LAURELS: Michael Eisner, Walt Disney Company’s chairman and CEO, is not a USC graduate. He is a graduate of Dennison, and, as he says--"NBC is my graduate school.” But, USC thought the university and Eisner, who talks a lot about excellence and quality, had a lot in common, and Eisner, who spoke to the USC Associates at a black-tie gala at the Regent Beverly Wilshire this week confirmed that.


Alluding to USC’s tremendous success in fund-raising (the campaign goal is $557 million; $464 million has been raised with 15 months to go) and to his and Disney’s master-mapping of the entertainment world, he commented: “We cannot afford to get self-satisfied with our past successes. The best pictures are yet to be done . . . the best is yet to be.”

The highlight of the night was actress Shelley Duvall’s “Fairy Tale Associates” video, a comical financial fairy tale about Eisner leading magical Mickey Mouse (and Disney) back to success with a kiss to Cinderella. Said Duvall, “Nice kiss.” And, later: “The stockholders lived happily ever after.” Jane Eisner laughed, and so did Marion and George Scharffenberger.

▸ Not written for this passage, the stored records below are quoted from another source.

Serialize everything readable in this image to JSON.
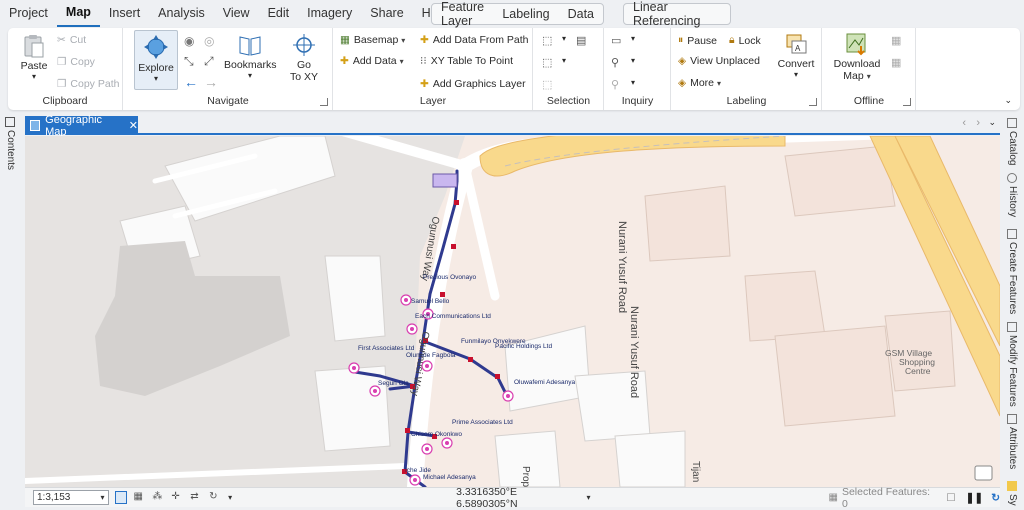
{
  "menu": {
    "items": [
      {
        "label": "Project"
      },
      {
        "label": "Map",
        "active": true
      },
      {
        "label": "Insert"
      },
      {
        "label": "Analysis"
      },
      {
        "label": "View"
      },
      {
        "label": "Edit"
      },
      {
        "label": "Imagery"
      },
      {
        "label": "Share"
      },
      {
        "label": "Help"
      }
    ],
    "context_group_1": [
      "Feature Layer",
      "Labeling",
      "Data"
    ],
    "context_group_2": [
      "Linear Referencing"
    ]
  },
  "ribbon": {
    "clipboard": {
      "label": "Clipboard",
      "paste": "Paste",
      "cut": "Cut",
      "copy": "Copy",
      "copy_path": "Copy Path"
    },
    "navigate": {
      "label": "Navigate",
      "explore": "Explore",
      "bookmarks": "Bookmarks",
      "go_to_xy_1": "Go",
      "go_to_xy_2": "To XY"
    },
    "layer": {
      "label": "Layer",
      "basemap": "Basemap",
      "add_data": "Add Data",
      "add_data_from_path": "Add Data From Path",
      "xy_table_to_point": "XY Table To Point",
      "add_graphics_layer": "Add Graphics Layer"
    },
    "selection": {
      "label": "Selection"
    },
    "inquiry": {
      "label": "Inquiry"
    },
    "labeling": {
      "label": "Labeling",
      "pause": "Pause",
      "lock": "Lock",
      "view_unplaced": "View Unplaced",
      "more": "More",
      "convert": "Convert"
    },
    "offline": {
      "label": "Offline",
      "download_map_1": "Download",
      "download_map_2": "Map"
    }
  },
  "side_tabs": {
    "left": [
      "Contents"
    ],
    "right": [
      "Catalog",
      "History",
      "Create Features",
      "Modify Features",
      "Attributes",
      "Sy"
    ]
  },
  "map_tab": {
    "title": "Geographic Map"
  },
  "map": {
    "road_labels": [
      "Nurani Yusuf Road",
      "Nurani Yusuf Road",
      "Ogunnusi Way",
      "Ogunnusi Way",
      "Tijan",
      "Prop"
    ],
    "place_labels": [
      "GSM Village",
      "Shopping",
      "Centre"
    ],
    "points": [
      {
        "name": "Precious Ovonayo"
      },
      {
        "name": "Samuel Bello"
      },
      {
        "name": "Each Communications Ltd"
      },
      {
        "name": "First Associates Ltd"
      },
      {
        "name": "Olumide Fagbola"
      },
      {
        "name": "Segun Ola"
      },
      {
        "name": "Funmilayo Onyekwere"
      },
      {
        "name": "Pacific Holdings Ltd"
      },
      {
        "name": "Oluwafemi Adesanya"
      },
      {
        "name": "Prime Associates Ltd"
      },
      {
        "name": "Chisom Okonkwo"
      },
      {
        "name": "Iche Jide"
      },
      {
        "name": "Michael Adesanya"
      }
    ]
  },
  "status": {
    "scale": "1:3,153",
    "coordinates": "3.3316350°E 6.5890305°N",
    "selected_features": "Selected Features: 0"
  },
  "colors": {
    "accent": "#2672c7",
    "network_line": "#2f3a8f",
    "node": "#c8102e",
    "poi": "#d93fb0",
    "highway": "#f7d58a"
  }
}
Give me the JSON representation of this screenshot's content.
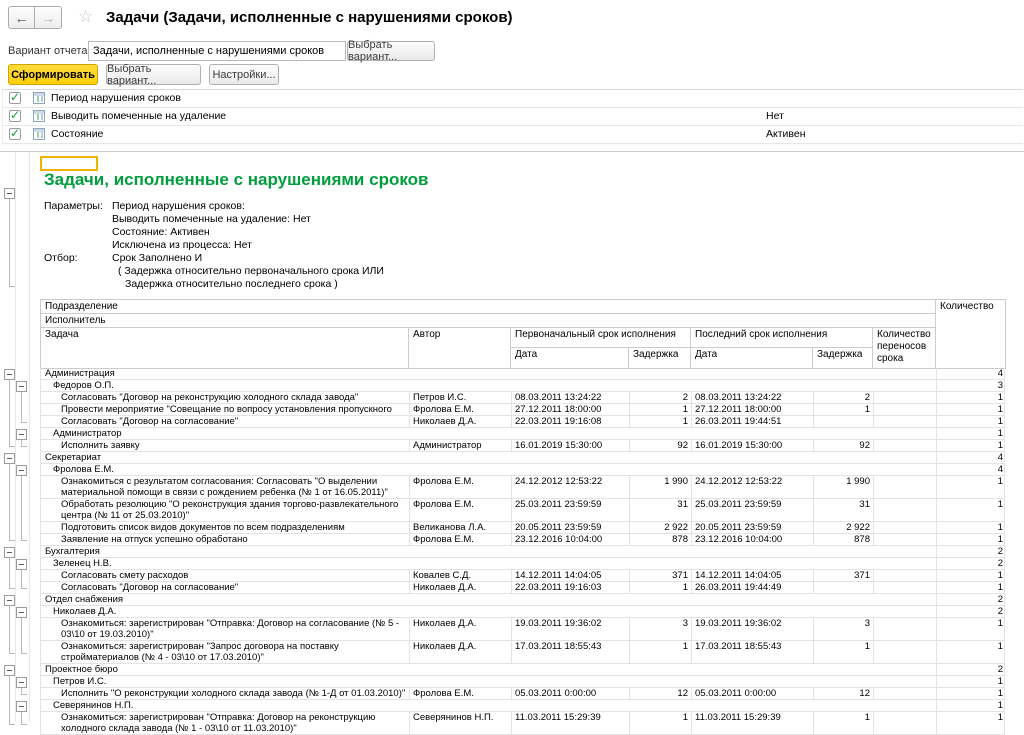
{
  "colors": {
    "accent_green": "#009e3d",
    "generate_yellow": "#ffd21e",
    "check_green": "#18a23c"
  },
  "toolbar": {
    "title": "Задачи (Задачи, исполненные с нарушениями сроков)",
    "back_icon": "←",
    "forward_icon": "→",
    "star_icon": "☆"
  },
  "variant": {
    "label": "Вариант отчета:",
    "value": "Задачи, исполненные с нарушениями сроков",
    "choose_button": "Выбрать вариант..."
  },
  "actions": {
    "generate": "Сформировать",
    "choose_variant": "Выбрать вариант...",
    "settings": "Настройки..."
  },
  "filters": [
    {
      "label": "Период нарушения сроков",
      "value": ""
    },
    {
      "label": "Выводить помеченные на удаление",
      "value": "Нет"
    },
    {
      "label": "Состояние",
      "value": "Активен"
    }
  ],
  "report": {
    "title": "Задачи, исполненные с нарушениями сроков",
    "params_label": "Параметры:",
    "params": [
      "Период нарушения сроков:",
      "Выводить помеченные на удаление: Нет",
      "Состояние: Активен",
      "Исключена из процесса: Нет"
    ],
    "filter_label": "Отбор:",
    "filter_lines": [
      "Срок Заполнено И",
      "( Задержка относительно первоначального срока ИЛИ",
      "Задержка относительно последнего срока )"
    ],
    "columns": {
      "podrazdelenie": "Подразделение",
      "ispolnitel": "Исполнитель",
      "zadacha": "Задача",
      "avtor": "Автор",
      "first_term": "Первоначальный срок исполнения",
      "last_term": "Последний срок исполнения",
      "date": "Дата",
      "delay": "Задержка",
      "perenosy": "Количество переносов срока",
      "kolichestvo": "Количество"
    },
    "rows": [
      {
        "g": 1,
        "text": "Администрация",
        "cnt": "4"
      },
      {
        "g": 2,
        "text": "Федоров О.П.",
        "cnt": "3"
      },
      {
        "lines": 1,
        "text": "Согласовать \"Договор на реконструкцию холодного склада завода\"",
        "author": "Петров И.С.",
        "d1": "08.03.2011 13:24:22",
        "z1": "2",
        "d2": "08.03.2011 13:24:22",
        "z2": "2",
        "mv": "",
        "cnt": "1"
      },
      {
        "lines": 1,
        "text": "Провести мероприятие \"Совещание по вопросу установления пропускного режима\"",
        "author": "Фролова Е.М.",
        "d1": "27.12.2011 18:00:00",
        "z1": "1",
        "d2": "27.12.2011 18:00:00",
        "z2": "1",
        "mv": "",
        "cnt": "1"
      },
      {
        "lines": 1,
        "text": "Согласовать \"Договор на согласование\"",
        "author": "Николаев Д.А.",
        "d1": "22.03.2011 19:16:08",
        "z1": "1",
        "d2": "26.03.2011 19:44:51",
        "z2": "",
        "mv": "",
        "cnt": "1"
      },
      {
        "g": 2,
        "text": "Администратор",
        "cnt": "1"
      },
      {
        "lines": 1,
        "text": "Исполнить заявку",
        "author": "Администратор",
        "d1": "16.01.2019 15:30:00",
        "z1": "92",
        "d2": "16.01.2019 15:30:00",
        "z2": "92",
        "mv": "",
        "cnt": "1"
      },
      {
        "g": 1,
        "text": "Секретариат",
        "cnt": "4"
      },
      {
        "g": 2,
        "text": "Фролова Е.М.",
        "cnt": "4"
      },
      {
        "lines": 2,
        "text": "Ознакомиться с результатом согласования: Согласовать \"О выделении материальной помощи в связи с рождением ребенка (№ 1 от 16.05.2011)\"",
        "author": "Фролова Е.М.",
        "d1": "24.12.2012 12:53:22",
        "z1": "1 990",
        "d2": "24.12.2012 12:53:22",
        "z2": "1 990",
        "mv": "",
        "cnt": "1"
      },
      {
        "lines": 2,
        "text": "Обработать резолюцию \"О реконструкция здания торгово-развлекательного центра (№ 11 от 25.03.2010)\"",
        "author": "Фролова Е.М.",
        "d1": "25.03.2011 23:59:59",
        "z1": "31",
        "d2": "25.03.2011 23:59:59",
        "z2": "31",
        "mv": "",
        "cnt": "1"
      },
      {
        "lines": 1,
        "text": "Подготовить список видов документов по всем подразделениям",
        "author": "Великанова Л.А.",
        "d1": "20.05.2011 23:59:59",
        "z1": "2 922",
        "d2": "20.05.2011 23:59:59",
        "z2": "2 922",
        "mv": "",
        "cnt": "1"
      },
      {
        "lines": 1,
        "text": "Заявление на отпуск успешно обработано",
        "author": "Фролова Е.М.",
        "d1": "23.12.2016 10:04:00",
        "z1": "878",
        "d2": "23.12.2016 10:04:00",
        "z2": "878",
        "mv": "",
        "cnt": "1"
      },
      {
        "g": 1,
        "text": "Бухгалтерия",
        "cnt": "2"
      },
      {
        "g": 2,
        "text": "Зеленец Н.В.",
        "cnt": "2"
      },
      {
        "lines": 1,
        "text": "Согласовать смету расходов",
        "author": "Ковалев С.Д.",
        "d1": "14.12.2011 14:04:05",
        "z1": "371",
        "d2": "14.12.2011 14:04:05",
        "z2": "371",
        "mv": "",
        "cnt": "1"
      },
      {
        "lines": 1,
        "text": "Согласовать \"Договор на согласование\"",
        "author": "Николаев Д.А.",
        "d1": "22.03.2011 19:16:03",
        "z1": "1",
        "d2": "26.03.2011 19:44:49",
        "z2": "",
        "mv": "",
        "cnt": "1"
      },
      {
        "g": 1,
        "text": "Отдел снабжения",
        "cnt": "2"
      },
      {
        "g": 2,
        "text": "Николаев Д.А.",
        "cnt": "2"
      },
      {
        "lines": 2,
        "text": "Ознакомиться: зарегистрирован \"Отправка: Договор на согласование (№ 5 - 03\\10 от 19.03.2010)\"",
        "author": "Николаев Д.А.",
        "d1": "19.03.2011 19:36:02",
        "z1": "3",
        "d2": "19.03.2011 19:36:02",
        "z2": "3",
        "mv": "",
        "cnt": "1"
      },
      {
        "lines": 2,
        "text": "Ознакомиться: зарегистрирован \"Запрос договора на поставку стройматериалов (№ 4 - 03\\10 от 17.03.2010)\"",
        "author": "Николаев Д.А.",
        "d1": "17.03.2011 18:55:43",
        "z1": "1",
        "d2": "17.03.2011 18:55:43",
        "z2": "1",
        "mv": "",
        "cnt": "1"
      },
      {
        "g": 1,
        "text": "Проектное бюро",
        "cnt": "2"
      },
      {
        "g": 2,
        "text": "Петров И.С.",
        "cnt": "1"
      },
      {
        "lines": 1,
        "text": "Исполнить \"О реконструкции холодного склада завода (№ 1-Д от 01.03.2010)\"",
        "author": "Фролова Е.М.",
        "d1": "05.03.2011 0:00:00",
        "z1": "12",
        "d2": "05.03.2011 0:00:00",
        "z2": "12",
        "mv": "",
        "cnt": "1"
      },
      {
        "g": 2,
        "text": "Северянинов Н.П.",
        "cnt": "1"
      },
      {
        "lines": 2,
        "text": "Ознакомиться: зарегистрирован \"Отправка: Договор на реконструкцию холодного склада завода (№ 1 - 03\\10 от 11.03.2010)\"",
        "author": "Северянинов Н.П.",
        "d1": "11.03.2011 15:29:39",
        "z1": "1",
        "d2": "11.03.2011 15:29:39",
        "z2": "1",
        "mv": "",
        "cnt": "1"
      }
    ]
  }
}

At one point Eisner told an apocryphal story about USC President James H. Zumberge and UCLA Chancellor Charles Young: Out for a walk, they see a mountain lion, and Zumberge sits to put on his running shoes. “Why are you doing that,” Young asks. “You can’t outrun a mountain lion.” Replies Zumberge, “I don’t have to outrun a mountain lion. I just have to outrun you.” John Argue, dinner chairman Bill Blackburn and Zumberge chuckled.

Argue is working with Christopher Stoy, executive director of the USC Associates, to double the Associates goal of $12 million. Much of the impetus will come from the new Presidential Associates (who give $100,000 or more). Zumberge noted there are already 58 of those--in seven months--and the goal had been 40 in a year.

With two different $500,000 grants, Ron Stever, in the audience, has established the Associates challenge grant. Among those who have made the $100,000 commitments are Argue, Randy and Carolyn Stockwell, who came up from their new home at Hope Ranch, and were flying on to Hawaii, and Kris Popovich and Jane Popovich.

Because the Associates endow scholarships, dozens of students were sprinkled among guests, leading lively conversations. They saw four outstanding faculty members recognized: J. Lawford Anderson, Lawrence Singer, Lois Banner and Edward Lawler III.

ESCALATION: Harriet Chia Lin Moore brings the Yao Collection of clothes from China and Hong Kong to Los Angeles for the Craft and Folk Art Museum’s fashion show next Sunday at the home of Eddie Albert. Edith Wyle is chairman. Proceeds from the sale of garments will go to the museum in memory of Mrs. Moore’s late husband. . . .

The Wolfgang Puck Charitable Foundation Cuisine a Roulettes and Bullocks Wilshire join Wednesday evening at Bullocks for an evening of cocktails, jazz, the celebration of the new Yves Saint Laurent Rive Gauche Boutique and the introduction of Yves Saint Laurent’s new men’s fragrance, Jazz. . . .


Pat Lorne chairs the annual “Forget-Me-Not” luncheon fashion show for the Auxiliary of Good Shepherd Center for Homeless Women on Wednesday at the Universal-Sheraton. Rosemarie McCaffrey’s fashions are on the docket.